June 13, 2011
One problem with TDD is that those who try it, often begin by writing a few trivial tests to get the lie of the land. Then instead of using TDD to write new code they do something much much harder.
They do what I did, they start out by trying to write some unit tests for existing code. Either a past project, or more likely the project they are currently working on. Then they discover that these projects are almost impossible to test.
For some, that’s all the evidence they need that TDD is fine in theory, but not practical for real work. But that reasoning is a little flawed.
They are new to writing automated tests, which is a tricky enough skill to master. They are also new to writing testable code which is actually a much bigger challenge. The chances that their legacy code is testable is pretty much nill.
Their first use of TDD poses an obstacle that would be a challenge for those with more experience of TDD.
Think a video game with the ultimate Boss level as the very first thing you do. That right there is a game that you’ll throw in the bin after about an hour, if you last that long.

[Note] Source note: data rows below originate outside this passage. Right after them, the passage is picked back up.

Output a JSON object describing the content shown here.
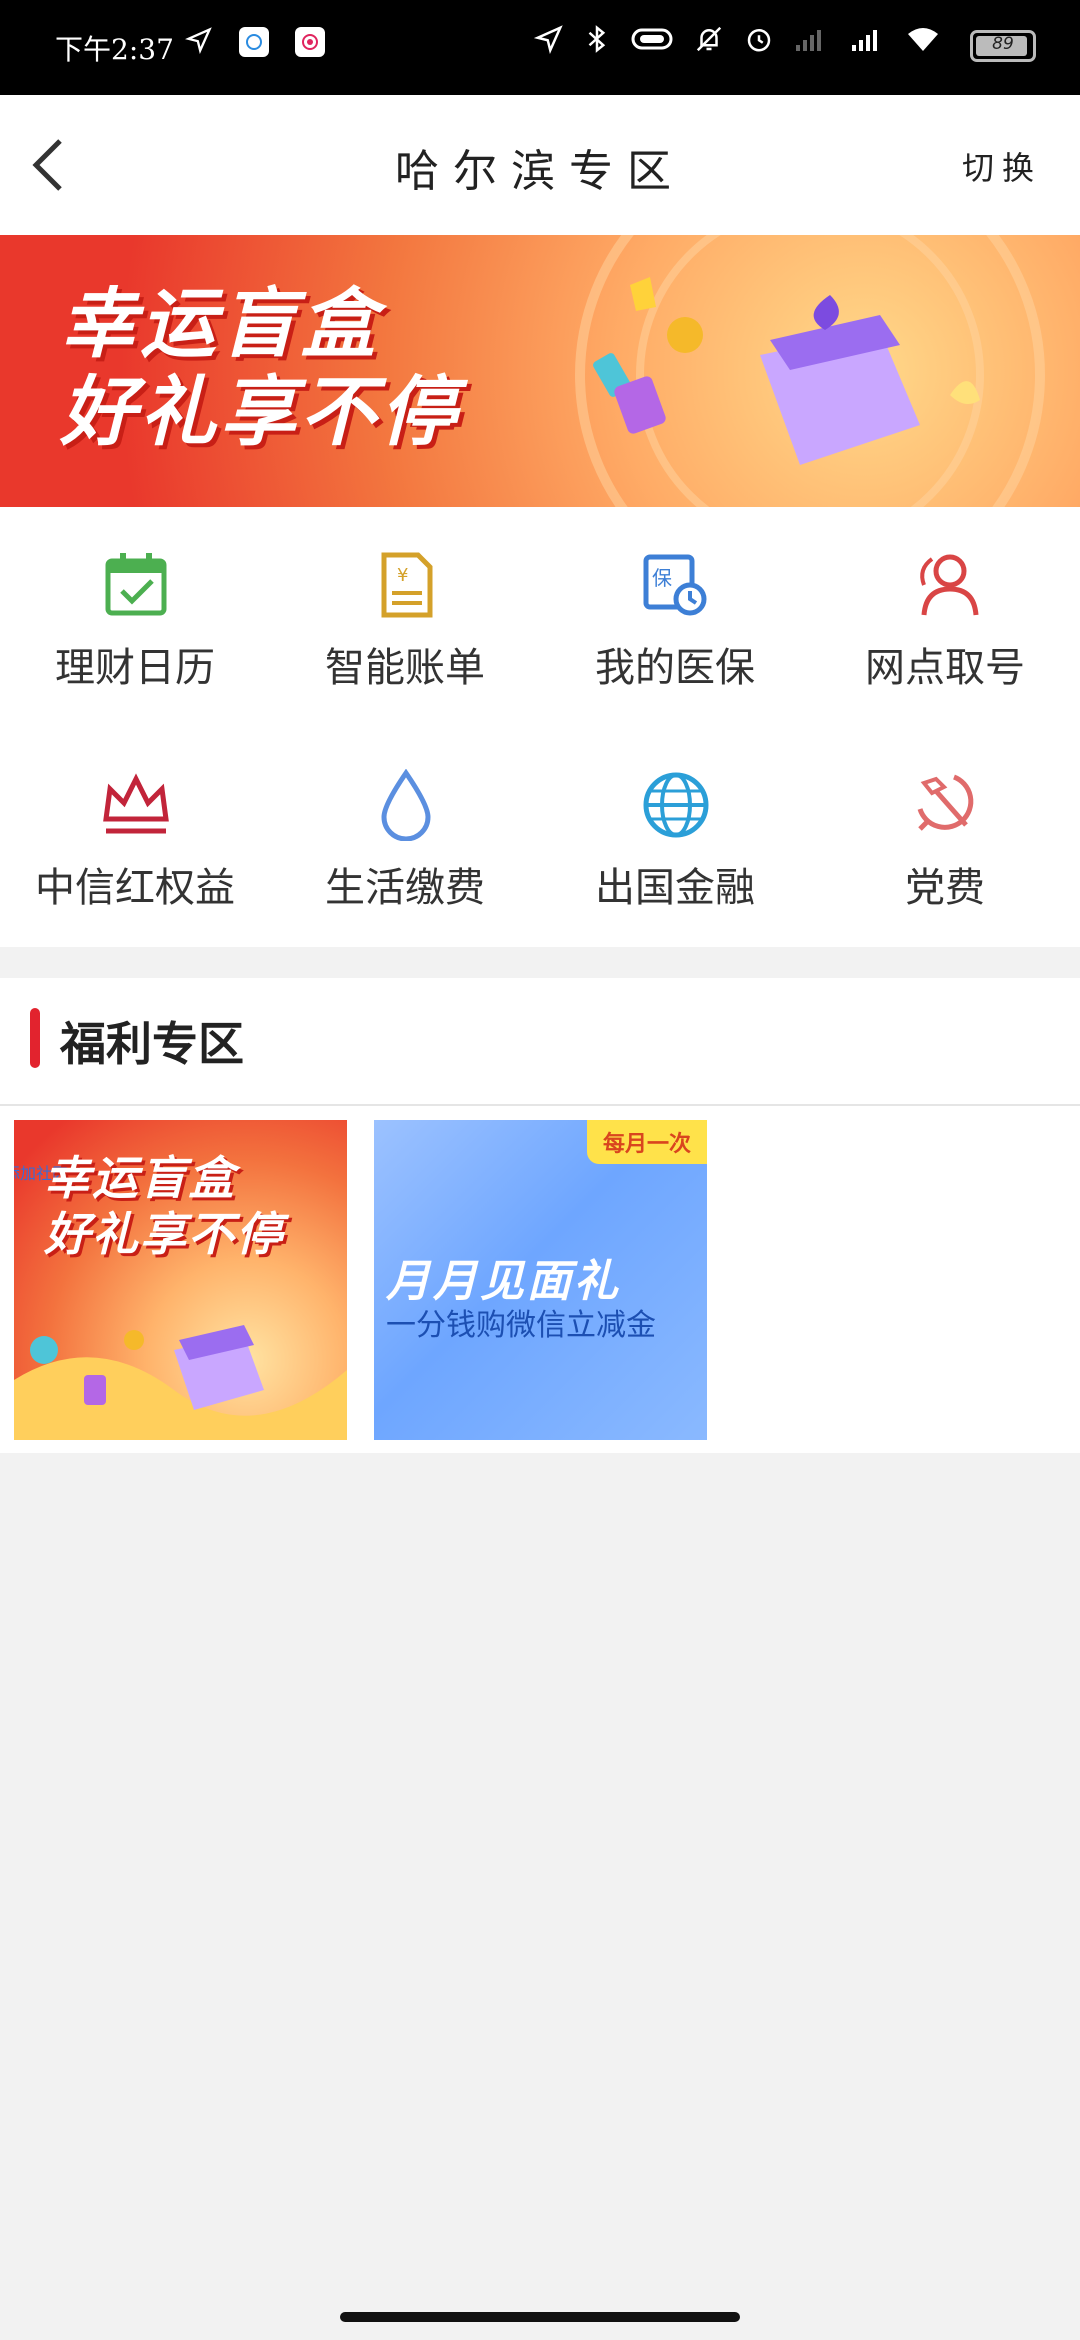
{
  "status_bar": {
    "time": "下午2:37",
    "battery": "89"
  },
  "nav": {
    "title": "哈尔滨专区",
    "switch_label": "切换"
  },
  "banner": {
    "line1": "幸运盲盒",
    "line2": "好礼享不停",
    "page_count": 2,
    "current_page": 1
  },
  "quick_actions": [
    {
      "label": "理财日历",
      "icon": "calendar-check-icon",
      "color": "#4caf50"
    },
    {
      "label": "智能账单",
      "icon": "bill-icon",
      "color": "#d4a12a"
    },
    {
      "label": "我的医保",
      "icon": "medical-insurance-icon",
      "color": "#3d7fd6"
    },
    {
      "label": "网点取号",
      "icon": "queue-number-icon",
      "color": "#d94545"
    },
    {
      "label": "中信红权益",
      "icon": "crown-icon",
      "color": "#c2243a"
    },
    {
      "label": "生活缴费",
      "icon": "water-drop-icon",
      "color": "#5b8fe0"
    },
    {
      "label": "出国金融",
      "icon": "globe-icon",
      "color": "#2b9fd8"
    },
    {
      "label": "党费",
      "icon": "hammer-sickle-icon",
      "color": "#e06b6b"
    }
  ],
  "welfare": {
    "title": "福利专区",
    "cards": [
      {
        "line1": "幸运盲盒",
        "line2": "好礼享不停",
        "tag": "添加社区"
      },
      {
        "badge": "每月一次",
        "title": "月月见面礼",
        "subtitle": "一分钱购微信立减金"
      }
    ]
  }
}
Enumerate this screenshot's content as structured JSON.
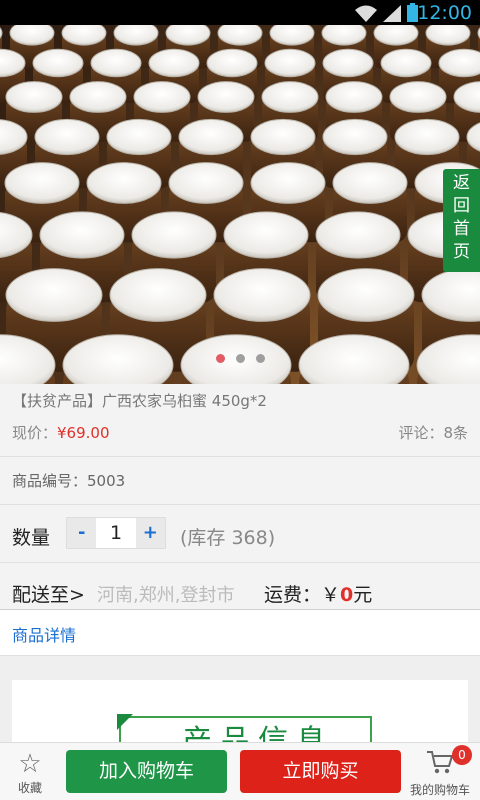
{
  "status_bar": {
    "time": "12:00"
  },
  "product": {
    "title": "【扶贫产品】广西农家乌桕蜜 450g*2",
    "price_label": "现价：",
    "price": "¥69.00",
    "reviews": "评论：8条",
    "sku": "商品编号：5003",
    "quantity_label": "数量",
    "quantity": "1",
    "minus": "-",
    "plus": "+",
    "stock": "(库存 368)",
    "ship_label": "配送至>",
    "ship_location": "河南,郑州,登封市",
    "fee_label": "运费：￥",
    "fee_value": "0",
    "fee_unit": "元"
  },
  "back_home": [
    "返",
    "回",
    "首",
    "页"
  ],
  "carousel": {
    "total": 3,
    "active": 1
  },
  "details_tab": "商品详情",
  "banner_text": "产品信息",
  "bottom": {
    "favorite": "收藏",
    "add_to_cart": "加入购物车",
    "buy_now": "立即购买",
    "my_cart": "我的购物车",
    "cart_count": "0"
  },
  "colors": {
    "green": "#1f9548",
    "red": "#dc2219",
    "link": "#1a6fd1",
    "price": "#e0302a"
  }
}
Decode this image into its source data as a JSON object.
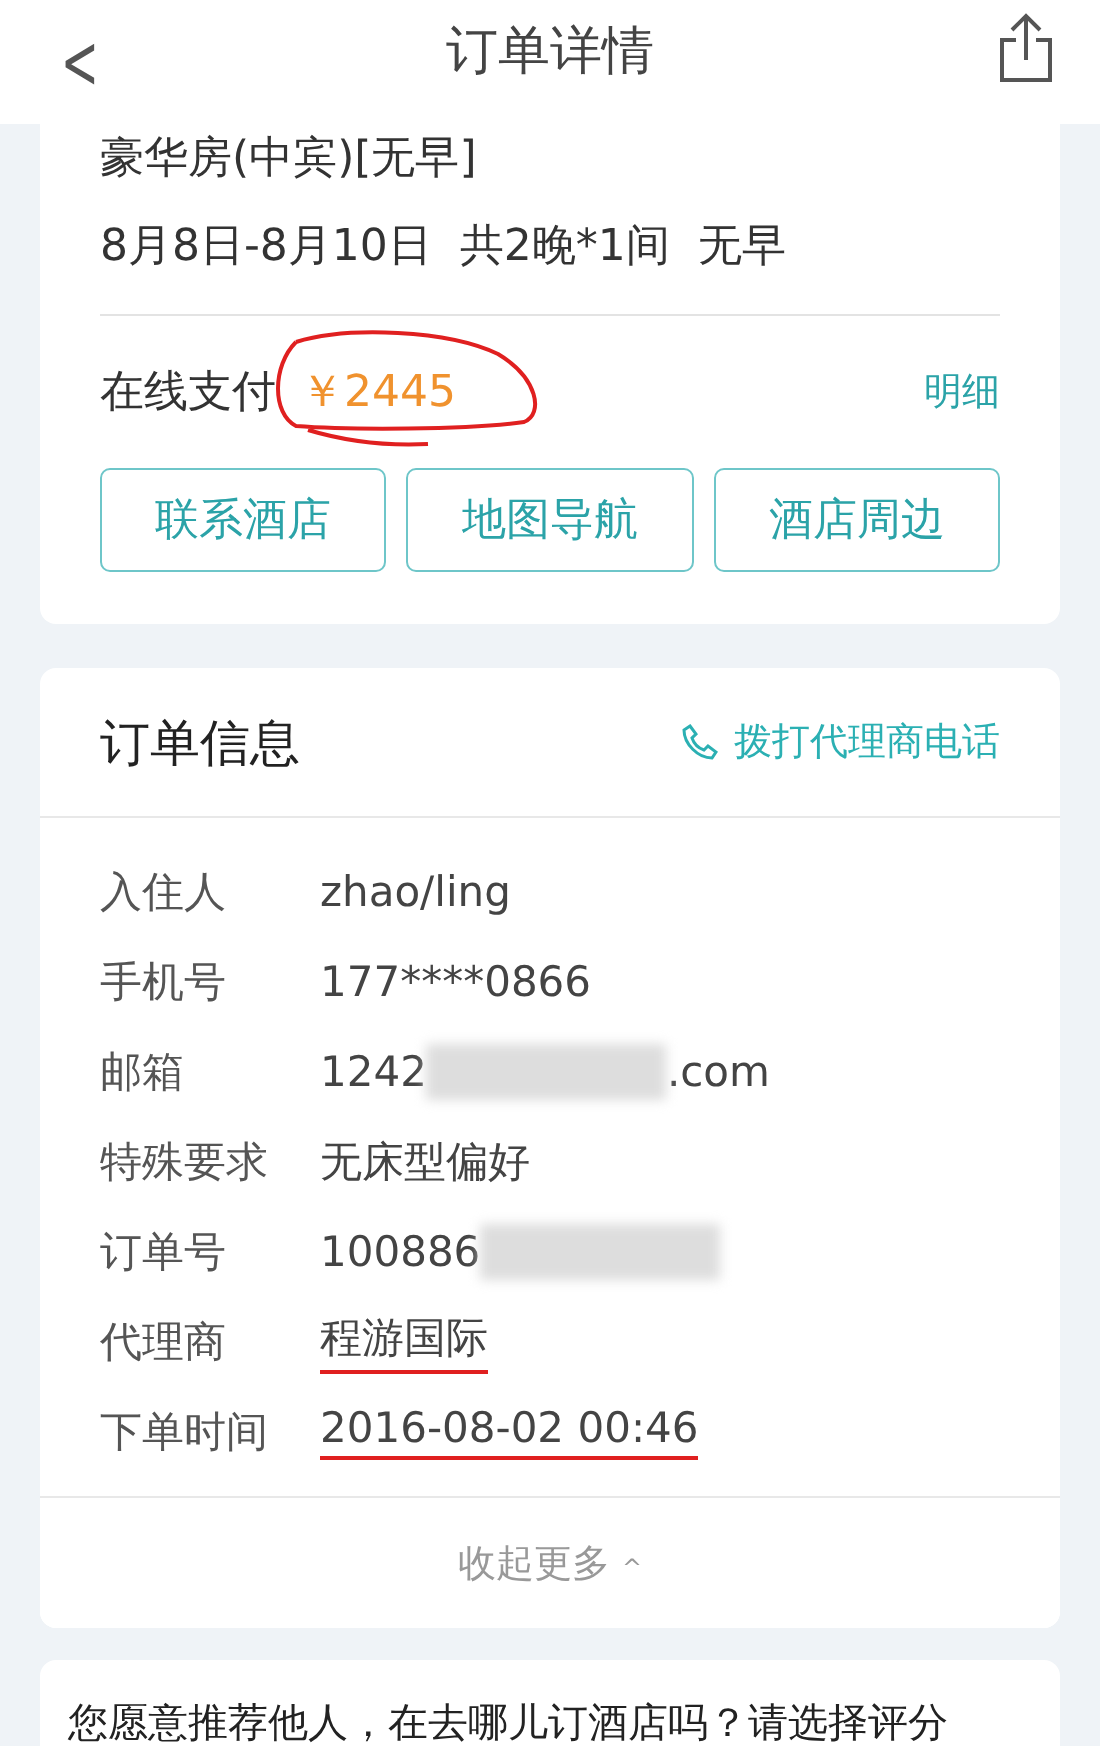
{
  "nav": {
    "back": "<",
    "title": "订单详情"
  },
  "room": {
    "name": "豪华房(中宾)[无早]",
    "stay": "8月8日-8月10日  共2晚*1间  无早"
  },
  "payment": {
    "label": "在线支付",
    "amount": "￥2445",
    "circled": true,
    "detail_link": "明细"
  },
  "actions": [
    "联系酒店",
    "地图导航",
    "酒店周边"
  ],
  "order_info": {
    "title": "订单信息",
    "call_link": "拨打代理商电话",
    "rows": [
      {
        "label": "入住人",
        "value": "zhao/ling",
        "redacted": false,
        "underlined": false
      },
      {
        "label": "手机号",
        "value": "177****0866",
        "redacted": false,
        "underlined": false
      },
      {
        "label": "邮箱",
        "value": "1242",
        "redacted": true,
        "suffix": ".com",
        "underlined": false
      },
      {
        "label": "特殊要求",
        "value": "无床型偏好",
        "redacted": false,
        "underlined": false
      },
      {
        "label": "订单号",
        "value": "100886",
        "redacted": true,
        "underlined": false
      },
      {
        "label": "代理商",
        "value": "程游国际",
        "redacted": false,
        "underlined": true
      },
      {
        "label": "下单时间",
        "value": "2016-08-02 00:46",
        "redacted": false,
        "underlined": true
      }
    ],
    "collapse": "收起更多",
    "collapse_icon": "^"
  },
  "survey": {
    "prompt": "您愿意推荐他人，在去哪儿订酒店吗？请选择评分"
  }
}
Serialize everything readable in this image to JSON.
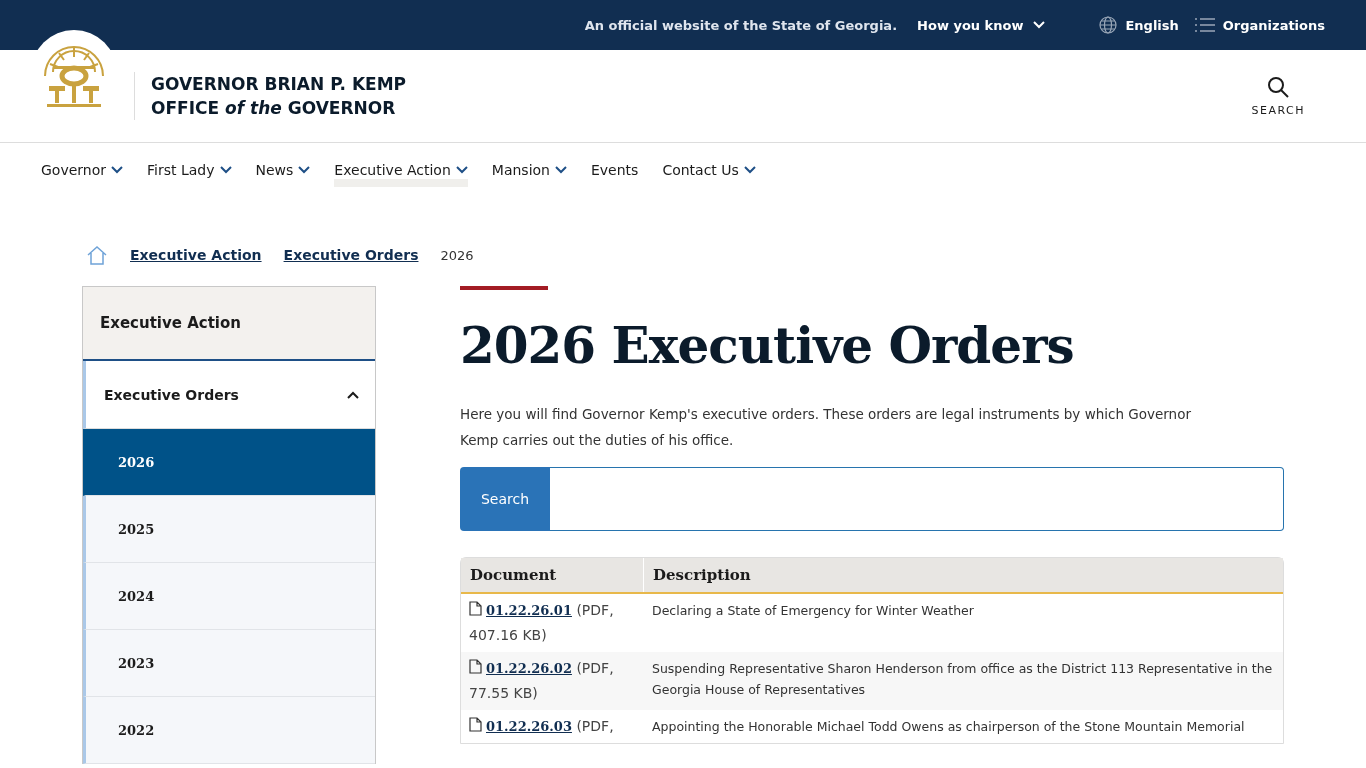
{
  "utility_bar": {
    "notice": "An official website of the State of Georgia.",
    "how_you_know": "How you know",
    "language": "English",
    "organizations": "Organizations"
  },
  "header": {
    "title_line1": "GOVERNOR BRIAN P. KEMP",
    "title_line2": "OFFICE *of the* GOVERNOR",
    "search_label": "SEARCH"
  },
  "nav": [
    {
      "label": "Governor",
      "has_menu": true,
      "selected": false
    },
    {
      "label": "First Lady",
      "has_menu": true,
      "selected": false
    },
    {
      "label": "News",
      "has_menu": true,
      "selected": false
    },
    {
      "label": "Executive Action",
      "has_menu": true,
      "selected": true
    },
    {
      "label": "Mansion",
      "has_menu": true,
      "selected": false
    },
    {
      "label": "Events",
      "has_menu": false,
      "selected": false
    },
    {
      "label": "Contact Us",
      "has_menu": true,
      "selected": false
    }
  ],
  "breadcrumb": [
    {
      "label": "Executive Action",
      "link": true
    },
    {
      "label": "Executive Orders",
      "link": true
    },
    {
      "label": "2026",
      "link": false
    }
  ],
  "sidebar": {
    "title": "Executive Action",
    "section": {
      "label": "Executive Orders",
      "expanded": true
    },
    "years": [
      {
        "label": "2026",
        "selected": true
      },
      {
        "label": "2025",
        "selected": false
      },
      {
        "label": "2024",
        "selected": false
      },
      {
        "label": "2023",
        "selected": false
      },
      {
        "label": "2022",
        "selected": false
      }
    ]
  },
  "page": {
    "heading": "2026 Executive Orders",
    "intro": "Here you will find Governor Kemp's executive orders. These orders are legal instruments by which Governor Kemp carries out the duties of his office.",
    "search_button": "Search"
  },
  "table": {
    "columns": [
      "Document",
      "Description"
    ],
    "rows": [
      {
        "document": "01.22.26.01",
        "file_info": "(PDF, 407.16 KB)",
        "description": "Declaring a State of Emergency for Winter Weather"
      },
      {
        "document": "01.22.26.02",
        "file_info": "(PDF, 77.55 KB)",
        "description": "Suspending Representative Sharon Henderson from office as the District 113 Representative in the Georgia House of Representatives"
      },
      {
        "document": "01.22.26.03",
        "file_info": "(PDF,",
        "description": "Appointing the Honorable Michael Todd Owens as chairperson of the Stone Mountain Memorial"
      }
    ]
  }
}
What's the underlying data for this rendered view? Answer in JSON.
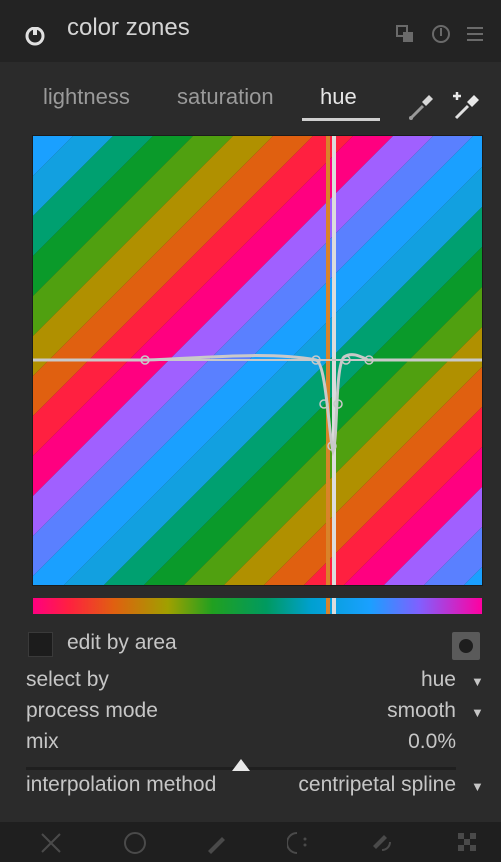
{
  "header": {
    "title": "color zones",
    "icons": [
      "power-icon",
      "presets-icon",
      "reset-icon",
      "menu-icon"
    ]
  },
  "tabs": [
    {
      "label": "lightness",
      "active": false
    },
    {
      "label": "saturation",
      "active": false
    },
    {
      "label": "hue",
      "active": true
    }
  ],
  "pickers": [
    "color-picker-icon",
    "color-picker-set-area-icon"
  ],
  "controls": {
    "edit_by_area_label": "edit by area",
    "select_by_label": "select by",
    "select_by_value": "hue",
    "process_mode_label": "process mode",
    "process_mode_value": "smooth",
    "mix_label": "mix",
    "mix_value": "0.0%",
    "interpolation_label": "interpolation method",
    "interpolation_value": "centripetal spline"
  },
  "footer_icons": [
    "no-mask-icon",
    "uniform-mask-icon",
    "drawn-mask-icon",
    "parametric-mask-icon",
    "drawn-parametric-mask-icon",
    "raster-mask-icon"
  ],
  "colors": {
    "background": "#2b2b2b",
    "header": "#232323",
    "text": "#c6c6c6",
    "curve": "#c8c8c8"
  }
}
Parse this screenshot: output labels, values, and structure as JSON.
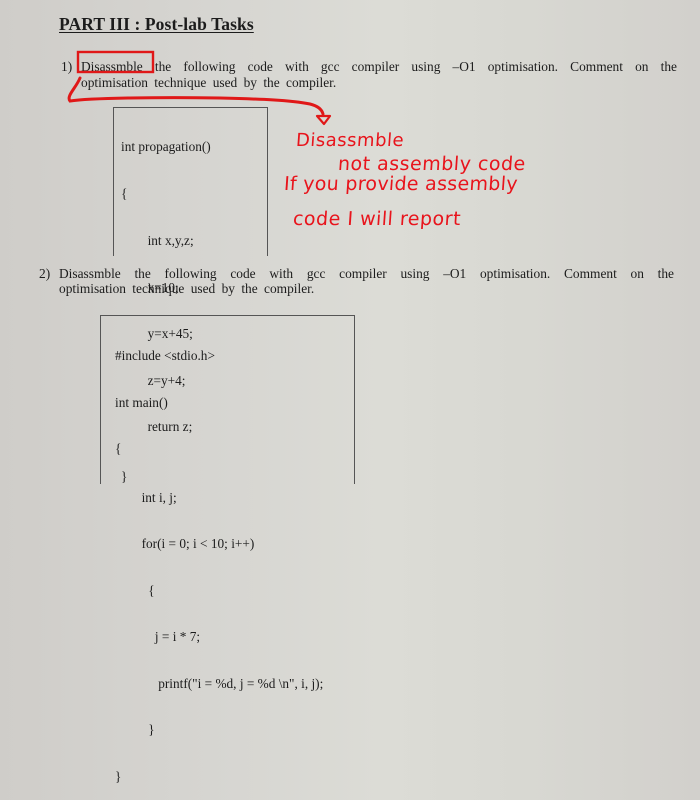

If you’re new to TDD, don’t judge it by how easy it is to retrofit to existing code. And, if you’re retrofitting tests to existing code, don’t expect it to be easy.
Here’s a Stack Overflow question on how to write tests hard to test code. The answers cover practical solutions and pragmatic advice.
Robert Martin contributes an interesting Step By Step on how to add tests to existing code (in an kludgy way). He then explains how to refactor both the original code and the kludgy test handling.